Lines holding the word "this" must be located in the listing below and copied.

☆ ☆ ☆ ☆ ☆

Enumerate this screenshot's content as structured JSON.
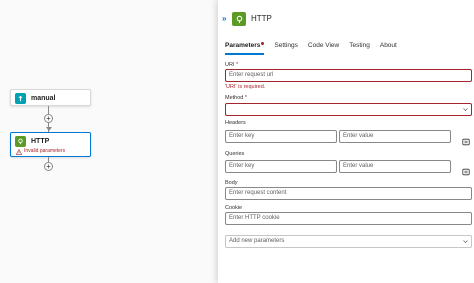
{
  "canvas": {
    "trigger": {
      "title": "manual"
    },
    "action": {
      "title": "HTTP",
      "error": "Invalid parameters"
    },
    "add_symbol": "+"
  },
  "panel": {
    "collapse_symbol": "»",
    "title": "HTTP",
    "tabs": [
      {
        "label": "Parameters",
        "required_dot": true
      },
      {
        "label": "Settings"
      },
      {
        "label": "Code View"
      },
      {
        "label": "Testing"
      },
      {
        "label": "About"
      }
    ],
    "uri": {
      "label": "URI",
      "required": "*",
      "placeholder": "Enter request url",
      "error": "'URI' is required."
    },
    "method": {
      "label": "Method",
      "required": "*",
      "value": ""
    },
    "headers": {
      "label": "Headers",
      "key_placeholder": "Enter key",
      "value_placeholder": "Enter value"
    },
    "queries": {
      "label": "Queries",
      "key_placeholder": "Enter key",
      "value_placeholder": "Enter value"
    },
    "body": {
      "label": "Body",
      "placeholder": "Enter request content"
    },
    "cookie": {
      "label": "Cookie",
      "placeholder": "Enter HTTP cookie"
    },
    "add_params": {
      "label": "Add new parameters"
    }
  },
  "colors": {
    "accent": "#0078d4",
    "error": "#a4262c",
    "http_icon": "#5b9a24",
    "trigger_icon": "#00a1b2"
  },
  "icons": [
    "trigger-icon",
    "http-icon",
    "warning-icon",
    "chevron-down-icon",
    "delete-icon",
    "collapse-icon"
  ]
}
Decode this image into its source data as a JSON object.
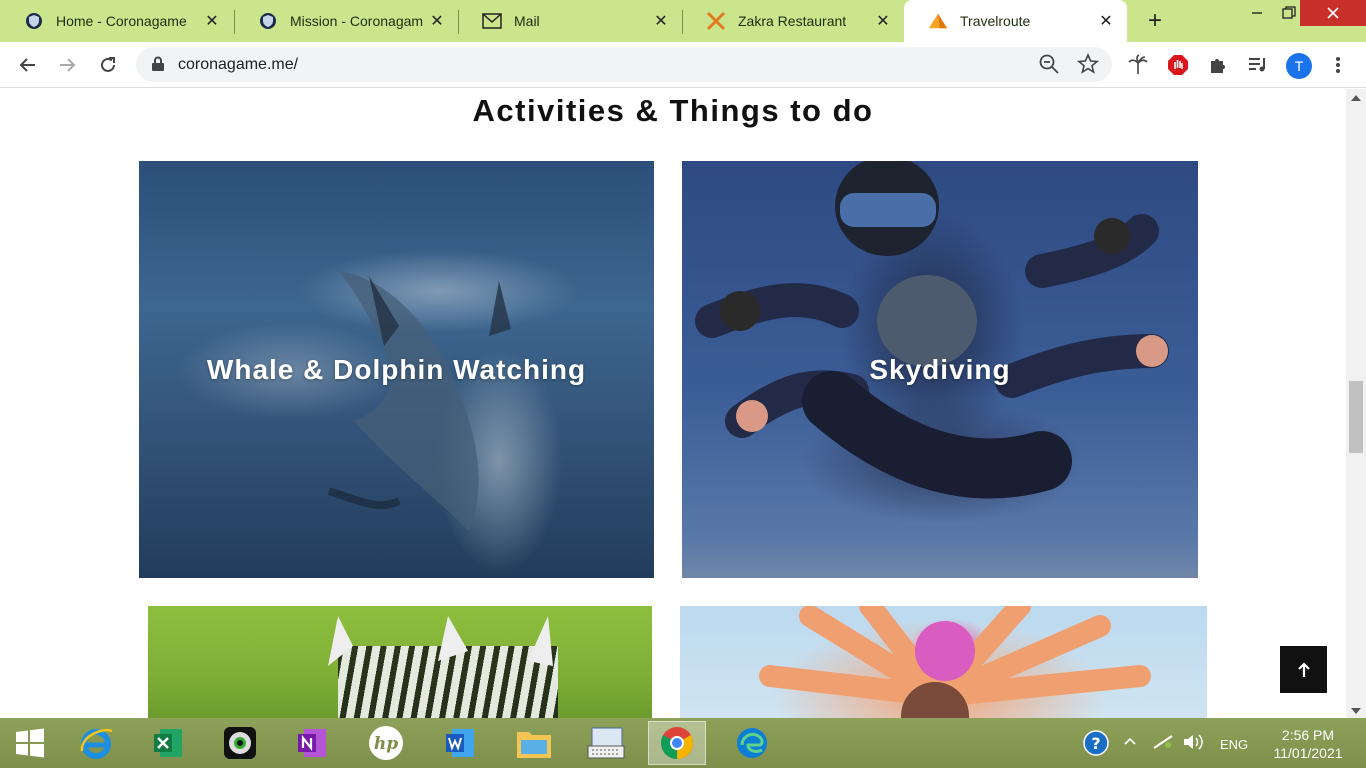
{
  "browser": {
    "tabs": [
      {
        "label": "Home - Coronagame",
        "icon": "shield-icon"
      },
      {
        "label": "Mission - Coronagam",
        "icon": "shield-icon"
      },
      {
        "label": "Mail",
        "icon": "mail-icon"
      },
      {
        "label": "Zakra Restaurant",
        "icon": "crossed-utensils-icon"
      },
      {
        "label": "Travelroute",
        "icon": "mountain-icon"
      }
    ],
    "url": "coronagame.me/",
    "profile_initial": "T"
  },
  "page": {
    "heading": "Activities & Things to do",
    "cards": [
      {
        "title": "Whale & Dolphin Watching"
      },
      {
        "title": "Skydiving"
      },
      {
        "title": ""
      },
      {
        "title": ""
      }
    ]
  },
  "taskbar": {
    "language": "ENG",
    "time": "2:56 PM",
    "date": "11/01/2021"
  },
  "colors": {
    "tab_strip": "#cbe58d",
    "close_button": "#c9302c",
    "profile": "#1a73e8"
  }
}
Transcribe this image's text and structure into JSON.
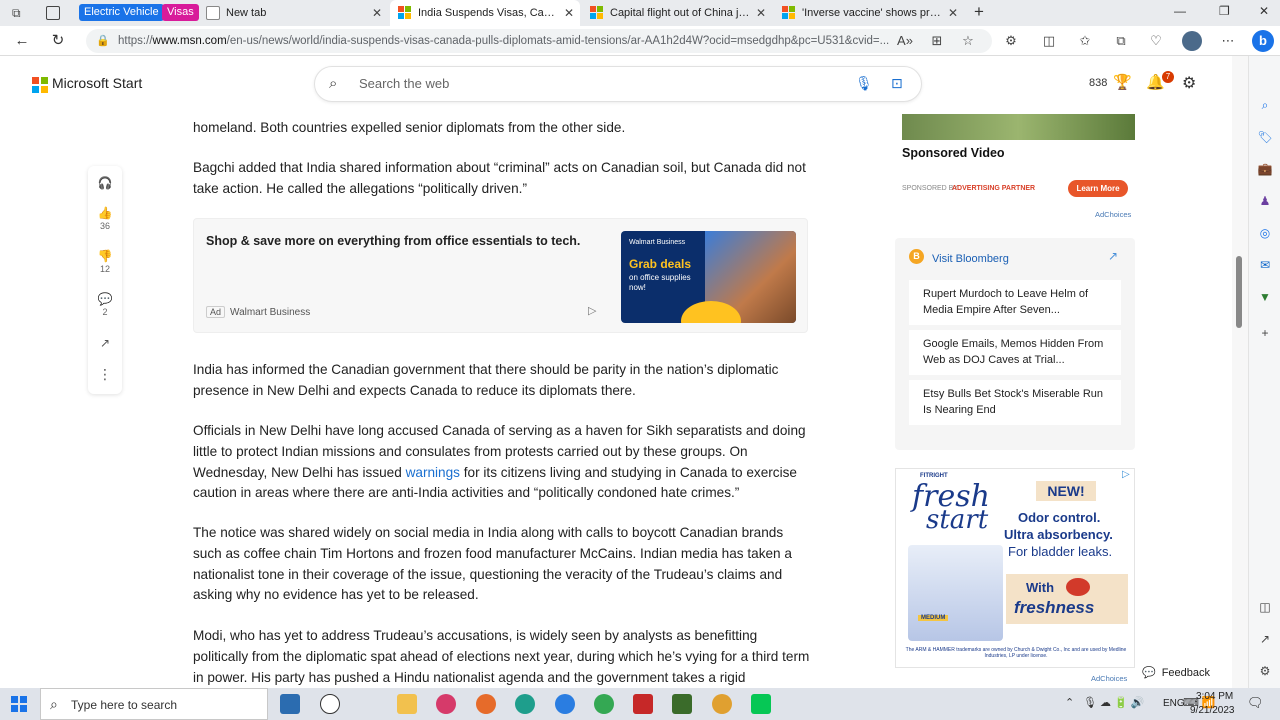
{
  "browser": {
    "tab_groups": [
      {
        "label": "Electric Vehicle",
        "color": "#1a73e8"
      },
      {
        "label": "Visas",
        "color": "#d81b9a"
      }
    ],
    "tabs": [
      {
        "title": "New tab",
        "active": false
      },
      {
        "title": "India Suspends Visas, Canada Pu",
        "active": true
      },
      {
        "title": "Capital flight out of China jumps",
        "active": false
      },
      {
        "title": "'Inverse vaccine' shows promise",
        "active": false
      }
    ],
    "url_prefix": "https://",
    "url_domain": "www.msn.com",
    "url_rest": "/en-us/news/world/india-suspends-visas-canada-pulls-diplomats-amid-tensions/ar-AA1h2d4W?ocid=msedgdhp&pc=U531&cvid=..."
  },
  "msn": {
    "brand": "Microsoft Start",
    "search_placeholder": "Search the web",
    "points": "838",
    "notification_count": "7"
  },
  "left_rail": {
    "like_count": "36",
    "dislike_count": "12",
    "comment_count": "2"
  },
  "article": {
    "p0": "homeland. Both countries expelled senior diplomats from the other side.",
    "p1": "Bagchi added that India shared information about “criminal” acts on Canadian soil, but Canada did not take action. He called the allegations “politically driven.”",
    "p2": "India has informed the Canadian government that there should be parity in the nation’s diplomatic presence in New Delhi and expects Canada to reduce its diplomats there.",
    "p3_before": "Officials in New Delhi have long accused Canada of serving as a haven for Sikh separatists and doing little to protect Indian missions and consulates from protests carried out by these groups. On Wednesday, New Delhi has issued ",
    "p3_link": "warnings",
    "p3_after": " for its citizens living and studying in Canada to exercise caution in areas where there are anti-India activities and “politically condoned hate crimes.”",
    "p4": "The notice was shared widely on social media in India along with calls to boycott Canadian brands such as coffee chain Tim Hortons and frozen food manufacturer McCains. Indian media has taken a nationalist tone in their coverage of the issue, questioning the veracity of the Trudeau’s claims and asking why no evidence has yet to be released.",
    "p5": "Modi, who has yet to address Trudeau’s accusations, is widely seen by analysts as benefitting politically from the diplomatic spat ahead of elections next year, during which he’s vying for a third term in power. His party has pushed a Hindu nationalist agenda and the government takes a rigid"
  },
  "inline_ad": {
    "headline": "Shop & save more on everything from office essentials to tech.",
    "ad_badge": "Ad",
    "advertiser": "Walmart Business",
    "image_brand": "Walmart Business",
    "image_headline": "Grab deals",
    "image_sub": "on office supplies now!"
  },
  "sponsored": {
    "title": "Sponsored Video",
    "sponsored_by": "SPONSORED BY",
    "partner": "ADVERTISING PARTNER",
    "cta": "Learn More",
    "adchoices": "AdChoices"
  },
  "bloomberg": {
    "header": "Visit Bloomberg",
    "items": [
      "Rupert Murdoch to Leave Helm of Media Empire After Seven...",
      "Google Emails, Memos Hidden From Web as DOJ Caves at Trial...",
      "Etsy Bulls Bet Stock's Miserable Run Is Nearing End"
    ]
  },
  "side_ad": {
    "brand_small": "FITRIGHT",
    "brand_main_1": "fresh",
    "brand_main_2": "start",
    "badge": "NEW!",
    "line1": "Odor control.",
    "line2": "Ultra absorbency.",
    "line3": "For bladder leaks.",
    "with": "With",
    "freshness": "freshness",
    "pkg_size": "MEDIUM",
    "fine_print": "The ARM & HAMMER trademarks are owned by Church & Dwight Co., Inc and are used by Medline Industries, LP under license.",
    "adchoices": "AdChoices"
  },
  "feedback": "Feedback",
  "taskbar": {
    "search_placeholder": "Type here to search",
    "lang": "ENG",
    "time": "3:04 PM",
    "date": "9/21/2023"
  }
}
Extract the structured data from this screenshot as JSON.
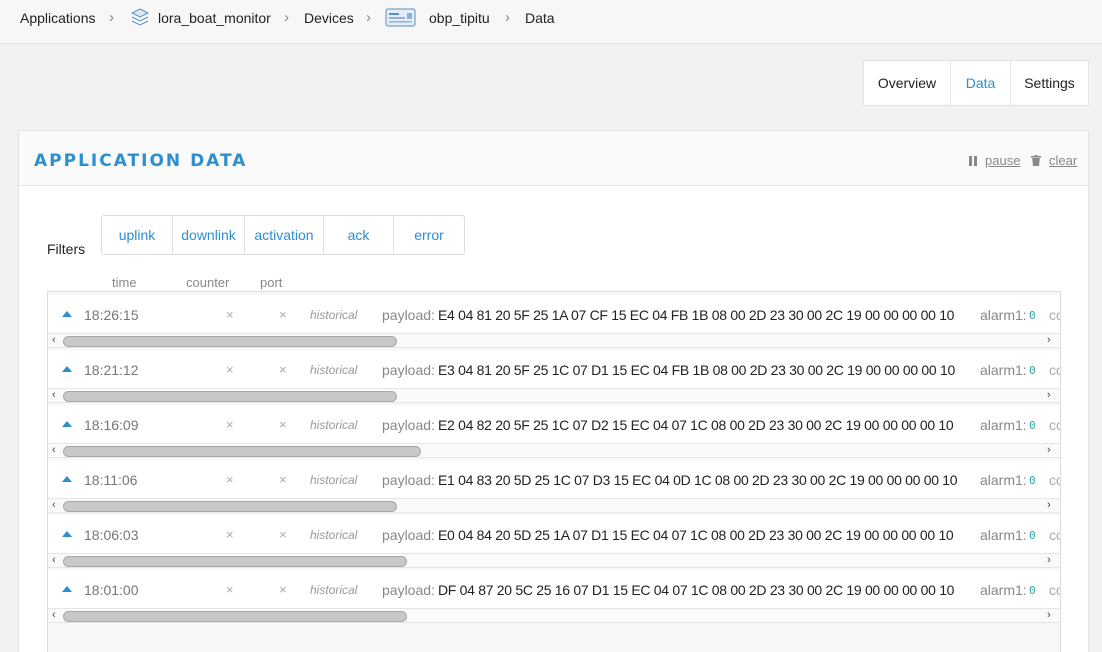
{
  "breadcrumb": {
    "applications": "Applications",
    "app_name": "lora_boat_monitor",
    "devices": "Devices",
    "device_name": "obp_tipitu",
    "current": "Data",
    "separator": "›"
  },
  "tabs": [
    {
      "label": "Overview",
      "active": false
    },
    {
      "label": "Data",
      "active": true
    },
    {
      "label": "Settings",
      "active": false
    }
  ],
  "panel": {
    "title": "APPLICATION DATA",
    "pause_label": "pause",
    "clear_label": "clear"
  },
  "filters": {
    "label": "Filters",
    "options": [
      "uplink",
      "downlink",
      "activation",
      "ack",
      "error"
    ]
  },
  "columns": {
    "time": "time",
    "counter": "counter",
    "port": "port"
  },
  "rows": [
    {
      "time": "18:26:15",
      "counter": "×",
      "port": "×",
      "tag": "historical",
      "payload_label": "payload:",
      "payload": "E4 04 81 20 5F 25 1A 07 CF 15 EC 04 FB 1B 08 00 2D 23 30 00 2C 19 00 00 00 00 10",
      "alarm_label": "alarm1:",
      "alarm_value": "0",
      "cut_text": "co",
      "scroll_fraction": 0.34
    },
    {
      "time": "18:21:12",
      "counter": "×",
      "port": "×",
      "tag": "historical",
      "payload_label": "payload:",
      "payload": "E3 04 81 20 5F 25 1C 07 D1 15 EC 04 FB 1B 08 00 2D 23 30 00 2C 19 00 00 00 00 10",
      "alarm_label": "alarm1:",
      "alarm_value": "0",
      "cut_text": "co",
      "scroll_fraction": 0.34
    },
    {
      "time": "18:16:09",
      "counter": "×",
      "port": "×",
      "tag": "historical",
      "payload_label": "payload:",
      "payload": "E2 04 82 20 5F 25 1C 07 D2 15 EC 04 07 1C 08 00 2D 23 30 00 2C 19 00 00 00 00 10",
      "alarm_label": "alarm1:",
      "alarm_value": "0",
      "cut_text": "co",
      "scroll_fraction": 0.365
    },
    {
      "time": "18:11:06",
      "counter": "×",
      "port": "×",
      "tag": "historical",
      "payload_label": "payload:",
      "payload": "E1 04 83 20 5D 25 1C 07 D3 15 EC 04 0D 1C 08 00 2D 23 30 00 2C 19 00 00 00 00 10",
      "alarm_label": "alarm1:",
      "alarm_value": "0",
      "cut_text": "co",
      "scroll_fraction": 0.34
    },
    {
      "time": "18:06:03",
      "counter": "×",
      "port": "×",
      "tag": "historical",
      "payload_label": "payload:",
      "payload": "E0 04 84 20 5D 25 1A 07 D1 15 EC 04 07 1C 08 00 2D 23 30 00 2C 19 00 00 00 00 10",
      "alarm_label": "alarm1:",
      "alarm_value": "0",
      "cut_text": "co",
      "scroll_fraction": 0.35
    },
    {
      "time": "18:01:00",
      "counter": "×",
      "port": "×",
      "tag": "historical",
      "payload_label": "payload:",
      "payload": "DF 04 87 20 5C 25 16 07 D1 15 EC 04 07 1C 08 00 2D 23 30 00 2C 19 00 00 00 00 10",
      "alarm_label": "alarm1:",
      "alarm_value": "0",
      "cut_text": "co",
      "scroll_fraction": 0.35
    }
  ],
  "colors": {
    "accent": "#2c8fd0",
    "alarm_value": "#2ba3a0"
  },
  "icons": {
    "app": "layers-stack-icon",
    "device": "device-board-icon",
    "pause": "pause-icon",
    "clear": "trash-icon",
    "expand": "caret-up-icon"
  }
}
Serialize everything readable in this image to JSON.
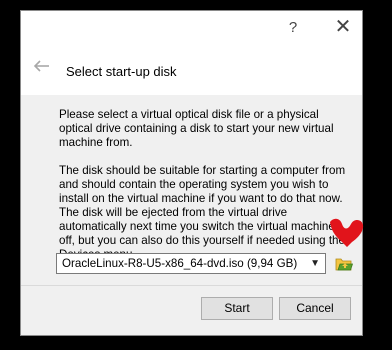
{
  "titlebar": {
    "help_label": "?",
    "close_label": "✕"
  },
  "header": {
    "back_icon": "back-arrow-icon",
    "title": "Select start-up disk"
  },
  "body": {
    "paragraph1": "Please select a virtual optical disk file or a physical optical drive containing a disk to start your new virtual machine from.",
    "paragraph2": "The disk should be suitable for starting a computer from and should contain the operating system you wish to install on the virtual machine if you want to do that now. The disk will be ejected from the virtual drive automatically next time you switch the virtual machine off, but you can also do this yourself if needed using the Devices menu."
  },
  "disk_selector": {
    "selected_value": "OracleLinux-R8-U5-x86_64-dvd.iso (9,94 GB)",
    "folder_icon": "folder-open-icon"
  },
  "buttons": {
    "start_label": "Start",
    "cancel_label": "Cancel"
  },
  "colors": {
    "annotation_red": "#e1141b",
    "folder_green": "#5aa02c",
    "folder_yellow": "#f4c542"
  }
}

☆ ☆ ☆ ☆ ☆

OUTPUT BELOW:
Enumerate this screenshot's content as structured JSON.
Decode this image into its source data as a JSON object.
Transcribe this image's text and structure into JSON.
Extract the structured data from this screenshot as JSON.
Serialize everything readable in this image to JSON.
    "paragraph2": "The disk should be suitable for starting a computer from and should contain the operating system you wish to install on the virtual machine if you want to do that now. The disk will be ejected from the virtual drive automatically next time you switch the virtual machine off, but you can also do this yourself if needed using the Devices menu."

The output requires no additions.